Drug-Free Prisons Act April 21st, 2015

Mr. Speaker, I always like to relate some of the big issues to what happens in our families and how we raise our kids. If parents telling their kids that they must do not do drugs would alone get rid of the drug problem in the world, we would not have that issue in Canada today. I know how hard parents work, and zero tolerance is a great aspiration to have, but until we achieve that, we have to have real expert advice from those who deal with these issues, based on the research and what works. We have to have a multifaceted approach.

Just telling people not to do drugs, hitting them on the head with a baseball bat and sending them to prison is not going to get rid of the drug problem. What is going to get rid of the drug problem is investment in education, rehabilitation and reintegration into society.

Drug-Free Prisons Act April 21st, 2015

Mr. Speaker, there are areas in which the federal government plays a key role in education, such as in the education for our first nations people and aboriginal communities. A very large percentage of the people in prison are from our aboriginal communities.

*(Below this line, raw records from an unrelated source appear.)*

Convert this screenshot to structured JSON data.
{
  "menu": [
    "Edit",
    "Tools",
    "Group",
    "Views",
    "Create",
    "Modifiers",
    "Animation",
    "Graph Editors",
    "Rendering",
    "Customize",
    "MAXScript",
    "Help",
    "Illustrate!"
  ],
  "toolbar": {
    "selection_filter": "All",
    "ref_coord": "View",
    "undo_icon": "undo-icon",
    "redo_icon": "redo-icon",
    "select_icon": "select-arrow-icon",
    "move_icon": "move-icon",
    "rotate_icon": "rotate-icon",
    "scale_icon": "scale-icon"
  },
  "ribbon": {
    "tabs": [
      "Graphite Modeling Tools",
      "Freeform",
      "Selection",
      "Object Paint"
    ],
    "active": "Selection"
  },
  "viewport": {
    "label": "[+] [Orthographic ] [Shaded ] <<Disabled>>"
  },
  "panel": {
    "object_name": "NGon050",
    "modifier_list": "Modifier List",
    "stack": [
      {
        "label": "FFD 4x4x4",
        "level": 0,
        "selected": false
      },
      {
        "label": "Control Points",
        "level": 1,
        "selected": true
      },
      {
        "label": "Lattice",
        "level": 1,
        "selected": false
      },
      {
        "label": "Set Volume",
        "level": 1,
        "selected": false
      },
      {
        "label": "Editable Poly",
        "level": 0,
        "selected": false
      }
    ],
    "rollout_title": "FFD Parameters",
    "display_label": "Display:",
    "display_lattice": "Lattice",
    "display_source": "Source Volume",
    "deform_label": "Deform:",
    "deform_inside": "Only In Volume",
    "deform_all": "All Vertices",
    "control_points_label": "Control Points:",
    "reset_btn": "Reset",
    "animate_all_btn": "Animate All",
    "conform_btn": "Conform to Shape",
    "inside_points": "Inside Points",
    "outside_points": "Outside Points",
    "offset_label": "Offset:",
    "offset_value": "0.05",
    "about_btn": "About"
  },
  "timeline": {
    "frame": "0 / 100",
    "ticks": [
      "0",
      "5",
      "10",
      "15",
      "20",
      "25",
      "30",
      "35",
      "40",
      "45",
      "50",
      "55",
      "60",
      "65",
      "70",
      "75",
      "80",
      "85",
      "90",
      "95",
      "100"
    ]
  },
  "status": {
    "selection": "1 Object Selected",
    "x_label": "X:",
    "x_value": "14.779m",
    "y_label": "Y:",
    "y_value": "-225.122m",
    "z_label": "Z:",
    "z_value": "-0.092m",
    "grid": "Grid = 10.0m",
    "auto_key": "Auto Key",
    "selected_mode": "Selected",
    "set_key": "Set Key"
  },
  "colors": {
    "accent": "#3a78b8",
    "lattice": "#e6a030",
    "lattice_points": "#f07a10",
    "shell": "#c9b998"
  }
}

There is a lot of preventative initiatives that could be happening, such as investing in early childhood education, quality education, nutrition, prevention and education programs, and truly in strong and inclusive community building. It is always easy to say that this is not our mandate, as I have sometimes heard my colleagues across the way say. However, once people are in prison, it is our mandate.

Here is an amazing figure from seven institutions surveyed in February 2012: only 12.5% of the total offenders were enrolled in a core correctional program, and there is a waiting list to access these programs exceeding 35%.

They say we should start at home and fix what we can fix, but we have a government that has made cut after cut to services in rehabilitation and education. What we are seeing now is that only 12.5% access services, and there is a wait list for people in prison who want to get away from drugs and take the rehabilitation and education programs, but the Conservative government has made so many cuts that they are being denied rehabilitation. That is disgraceful.